They questioned direct witnesses, identified the markings on the vehicles, listened to the conversations captured by the surveillance cameras, used the calls made with the telephones of the victims by their executioners to find their identities.

The NYT investigation shows that the killings of civilians were not accidental, were not the unfortunate happenstance of individuals caught in the crossfire of two armies, were not “collateral damages” no more than isolated acts of barbarism, but that they are the result “of a planned, methodical and deadly operation”.

We see the houses searched, the men separated from the women, led with their hands in the air towards their interrogation. Then, for many of them, some members of the Ukrainian Territorial Defense but disarmed and no longer able to fight, led to a cold and thoughtful execution –dead bodies were found with their hands tied behind their backs.

Butchers of Boutcha

According to the NYT’s conclusions, while several units were at work in the wealthy Ukrainian town, one of them was particularly involved in the murders on Yablonska Street: the 234e Guards Air Assault Regiment, member of the Airborne Troops of the Russian Federation.

Soldiers stole the mobile phones of two of their victims to make phone calls to their families in Pskov. Vehicles operated by 234e have also been identified on the videos of Yablonska Street: marked with particular symbols leaving no doubt, the same vehicles appear on films dating from their delivery to Pskov, or during exercises in Belarus before the invasion.

Other evidence was found on the spot, in Boutcha, in the base occupied by the Russian forces and among the rubbish left en masse by the soldiers, in particular listings or boxes of ammunition with references pointing directly to the 234e Guards Air Assault Regiment.

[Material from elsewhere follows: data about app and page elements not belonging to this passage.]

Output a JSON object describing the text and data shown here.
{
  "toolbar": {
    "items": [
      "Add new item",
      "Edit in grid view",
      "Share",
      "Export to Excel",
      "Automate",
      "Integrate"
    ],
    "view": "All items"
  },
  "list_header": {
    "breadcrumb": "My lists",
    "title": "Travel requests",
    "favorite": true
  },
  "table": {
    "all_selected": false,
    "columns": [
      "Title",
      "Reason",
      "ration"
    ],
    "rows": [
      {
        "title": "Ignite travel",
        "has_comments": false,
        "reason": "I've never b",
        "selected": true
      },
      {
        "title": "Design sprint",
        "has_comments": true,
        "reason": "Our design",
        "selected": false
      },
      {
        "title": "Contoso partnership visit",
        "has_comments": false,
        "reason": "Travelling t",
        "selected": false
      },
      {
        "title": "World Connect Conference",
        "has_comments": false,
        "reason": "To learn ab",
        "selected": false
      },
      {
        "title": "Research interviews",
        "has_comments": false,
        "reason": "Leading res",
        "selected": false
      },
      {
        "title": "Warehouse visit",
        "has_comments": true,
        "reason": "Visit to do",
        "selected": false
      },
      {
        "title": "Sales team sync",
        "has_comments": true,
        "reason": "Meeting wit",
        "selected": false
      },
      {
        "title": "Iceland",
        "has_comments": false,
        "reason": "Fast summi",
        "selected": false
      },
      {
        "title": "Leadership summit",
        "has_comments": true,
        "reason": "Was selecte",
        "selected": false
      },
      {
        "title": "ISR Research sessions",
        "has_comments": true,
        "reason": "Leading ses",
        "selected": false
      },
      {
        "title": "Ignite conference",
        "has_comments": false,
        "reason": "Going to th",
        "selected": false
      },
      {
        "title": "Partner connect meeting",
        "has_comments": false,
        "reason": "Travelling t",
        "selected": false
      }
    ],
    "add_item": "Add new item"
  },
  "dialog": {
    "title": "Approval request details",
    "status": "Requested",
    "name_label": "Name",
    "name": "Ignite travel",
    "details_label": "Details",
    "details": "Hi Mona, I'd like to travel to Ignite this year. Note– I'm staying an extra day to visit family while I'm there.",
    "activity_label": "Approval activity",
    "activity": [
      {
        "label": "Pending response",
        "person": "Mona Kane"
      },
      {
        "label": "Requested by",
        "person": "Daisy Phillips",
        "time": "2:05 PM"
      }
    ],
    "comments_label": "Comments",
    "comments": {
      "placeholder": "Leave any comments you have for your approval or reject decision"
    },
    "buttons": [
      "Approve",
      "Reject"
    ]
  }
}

A personal letter, addressed by name to one of the latter’s members, was even found in a house in the city by locals.

More footage is being shot on March 5, some of which has not been released to the public so far. On some of them, the military experts point to a high-ranking officer: the individual in question is permanently accompanied by a bodyguard as well as a man in charge of the radio.

Soldiers and tanks have gone up Yablonska Street, organize themselves at a crossroads, get into position. Then shoot, without any real reason or threat: another civilian, a cyclistas well as a person in a blue van, who was trying to flee the city with his neighbors, are then killed and add to an already too long list of victims.

Forty minutes later, another man trying to leave Boutcha was shot dead, in the same place: a man, interviewed by the New York Times and placed near the place, captured everything thanks to his smartphone. A few meters from the Russian tanks, another woman on a bicycle, not presenting the slightest danger, tries to return home to find her husband: the gunner tells her at close range, and kills her.

The officer already mentioned is only a few meters from the scene, and from the vehicles which fired a little earlier: at no time did he ask his troops to stop firing. Worse, civilians are taken from a nearby house. A man is separated from his wife, then is coldly executed.

Filmed by a man living a few meters from the place where they are committed, the assassinations committed by the men of 234e continue the following days, as the regiment advances in Yablonska Street.

Three men are brought to their knees and shot dead, a passer-by is also killed while witnessing the scene. Here again, telephone calls made by twelve of the men of the regiment with the telephone of one of the men killed point to those responsible: their names are revealed by the daily.

Each of the victims of these executioners had a life, a story, the last hours, the last moments that the New York Times also wanted to tell, in another very detailed article on thirty-six people who lost their lives in Boutcha.

As for the leader of 234e Guards Air Assault Regiment, he was identified by the NYT as Lt. Col. Artyom Gorodilov, who oversaw the unit’s overall operations at Boutcha. Artyom Gorodilov was promoted when images of the massacres were circulating around the world: he is now a colonel in the Russian army.

How the New York Times Tracked and Identified Boutcha’s Russian Criminals